# TASK STATEMENT
Return the full listing, so that each line matches the original exactly.

++++++++++++++++++++

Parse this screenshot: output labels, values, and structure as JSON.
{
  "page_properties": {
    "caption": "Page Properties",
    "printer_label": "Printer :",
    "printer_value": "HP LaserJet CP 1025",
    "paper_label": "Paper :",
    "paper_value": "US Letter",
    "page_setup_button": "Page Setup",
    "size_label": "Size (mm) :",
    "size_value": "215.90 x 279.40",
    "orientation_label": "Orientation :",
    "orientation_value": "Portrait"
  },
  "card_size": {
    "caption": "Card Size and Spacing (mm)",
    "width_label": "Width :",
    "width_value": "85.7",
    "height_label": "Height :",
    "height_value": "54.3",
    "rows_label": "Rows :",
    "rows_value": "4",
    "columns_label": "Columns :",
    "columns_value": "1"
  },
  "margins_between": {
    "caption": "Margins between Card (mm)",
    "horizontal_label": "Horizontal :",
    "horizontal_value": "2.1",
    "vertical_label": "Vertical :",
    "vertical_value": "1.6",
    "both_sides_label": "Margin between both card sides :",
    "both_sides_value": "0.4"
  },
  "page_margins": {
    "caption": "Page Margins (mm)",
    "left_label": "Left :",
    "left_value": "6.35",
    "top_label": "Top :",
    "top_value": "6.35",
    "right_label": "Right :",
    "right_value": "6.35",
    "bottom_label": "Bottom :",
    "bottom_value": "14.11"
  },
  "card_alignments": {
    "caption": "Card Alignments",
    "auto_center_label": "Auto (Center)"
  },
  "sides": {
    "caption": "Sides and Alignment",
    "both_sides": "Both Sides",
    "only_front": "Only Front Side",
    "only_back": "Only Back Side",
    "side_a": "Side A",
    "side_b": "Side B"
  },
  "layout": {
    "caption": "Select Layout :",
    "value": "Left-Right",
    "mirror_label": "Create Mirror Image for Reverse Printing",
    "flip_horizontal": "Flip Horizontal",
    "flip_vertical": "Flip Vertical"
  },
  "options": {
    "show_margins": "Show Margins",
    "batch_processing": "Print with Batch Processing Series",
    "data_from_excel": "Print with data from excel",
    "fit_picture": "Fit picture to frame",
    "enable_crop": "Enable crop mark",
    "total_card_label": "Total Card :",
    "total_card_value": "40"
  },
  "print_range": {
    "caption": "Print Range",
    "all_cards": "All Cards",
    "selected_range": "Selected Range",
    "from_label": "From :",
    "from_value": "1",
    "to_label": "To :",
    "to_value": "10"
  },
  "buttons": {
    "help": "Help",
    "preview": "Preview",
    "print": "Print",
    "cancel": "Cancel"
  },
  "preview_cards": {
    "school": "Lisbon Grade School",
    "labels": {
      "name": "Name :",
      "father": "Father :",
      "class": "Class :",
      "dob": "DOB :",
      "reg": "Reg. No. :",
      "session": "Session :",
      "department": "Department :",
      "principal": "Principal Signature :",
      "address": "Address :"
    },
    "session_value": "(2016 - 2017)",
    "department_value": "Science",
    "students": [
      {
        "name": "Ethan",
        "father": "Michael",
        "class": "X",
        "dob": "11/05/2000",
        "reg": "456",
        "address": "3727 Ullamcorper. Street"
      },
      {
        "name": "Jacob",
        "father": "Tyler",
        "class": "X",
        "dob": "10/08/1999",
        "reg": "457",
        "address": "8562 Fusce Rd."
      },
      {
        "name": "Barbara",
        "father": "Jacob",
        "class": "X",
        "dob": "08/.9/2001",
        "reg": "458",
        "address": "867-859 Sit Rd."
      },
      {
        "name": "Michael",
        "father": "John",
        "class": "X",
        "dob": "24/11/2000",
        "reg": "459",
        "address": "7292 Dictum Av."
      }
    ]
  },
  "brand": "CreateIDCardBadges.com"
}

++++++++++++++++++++

# ANSWER TO THIS TASK
Parse this screenshot: output labels, values, and structure as JSON.
{
  "page_properties": {
    "caption": "Page Properties",
    "printer_label": "Printer :",
    "printer_value": "HP LaserJet CP 1025",
    "paper_label": "Paper :",
    "paper_value": "US Letter",
    "page_setup_button": "Page Setup",
    "size_label": "Size (mm) :",
    "size_value": "215.90 x 279.40",
    "orientation_label": "Orientation :",
    "orientation_value": "Portrait"
  },
  "card_size": {
    "caption": "Card Size and Spacing (mm)",
    "width_label": "Width :",
    "width_value": "85.7",
    "height_label": "Height :",
    "height_value": "54.3",
    "rows_label": "Rows :",
    "rows_value": "4",
    "columns_label": "Columns :",
    "columns_value": "1"
  },
  "margins_between": {
    "caption": "Margins between Card (mm)",
    "horizontal_label": "Horizontal :",
    "horizontal_value": "2.1",
    "vertical_label": "Vertical :",
    "vertical_value": "1.6",
    "both_sides_label": "Margin between both card sides :",
    "both_sides_value": "0.4"
  },
  "page_margins": {
    "caption": "Page Margins (mm)",
    "left_label": "Left :",
    "left_value": "6.35",
    "top_label": "Top :",
    "top_value": "6.35",
    "right_label": "Right :",
    "right_value": "6.35",
    "bottom_label": "Bottom :",
    "bottom_value": "14.11"
  },
  "card_alignments": {
    "caption": "Card Alignments",
    "auto_center_label": "Auto (Center)"
  },
  "sides": {
    "caption": "Sides and Alignment",
    "both_sides": "Both Sides",
    "only_front": "Only Front Side",
    "only_back": "Only Back Side",
    "side_a": "Side A",
    "side_b": "Side B"
  },
  "layout": {
    "caption": "Select Layout :",
    "value": "Left-Right",
    "mirror_label": "Create Mirror Image for Reverse Printing",
    "flip_horizontal": "Flip Horizontal",
    "flip_vertical": "Flip Vertical"
  },
  "options": {
    "show_margins": "Show Margins",
    "batch_processing": "Print with Batch Processing Series",
    "data_from_excel": "Print with data from excel",
    "fit_picture": "Fit picture to frame",
    "enable_crop": "Enable crop mark",
    "total_card_label": "Total Card :",
    "total_card_value": "40"
  },
  "print_range": {
    "caption": "Print Range",
    "all_cards": "All Cards",
    "selected_range": "Selected Range",
    "from_label": "From :",
    "from_value": "1",
    "to_label": "To :",
    "to_value": "10"
  },
  "buttons": {
    "help": "Help",
    "preview": "Preview",
    "print": "Print",
    "cancel": "Cancel"
  },
  "preview_cards": {
    "school": "Lisbon Grade School",
    "labels": {
      "name": "Name :",
      "father": "Father :",
      "class": "Class :",
      "dob": "DOB :",
      "reg": "Reg. No. :",
      "session": "Session :",
      "department": "Department :",
      "principal": "Principal Signature :",
      "address": "Address :"
    },
    "session_value": "(2016 - 2017)",
    "department_value": "Science",
    "students": [
      {
        "name": "Ethan",
        "father": "Michael",
        "class": "X",
        "dob": "11/05/2000",
        "reg": "456",
        "address": "3727 Ullamcorper. Street"
      },
      {
        "name": "Jacob",
        "father": "Tyler",
        "class": "X",
        "dob": "10/08/1999",
        "reg": "457",
        "address": "8562 Fusce Rd."
      },
      {
        "name": "Barbara",
        "father": "Jacob",
        "class": "X",
        "dob": "08/.9/2001",
        "reg": "458",
        "address": "867-859 Sit Rd."
      },
      {
        "name": "Michael",
        "father": "John",
        "class": "X",
        "dob": "24/11/2000",
        "reg": "459",
        "address": "7292 Dictum Av."
      }
    ]
  },
  "brand": "CreateIDCardBadges.com"
}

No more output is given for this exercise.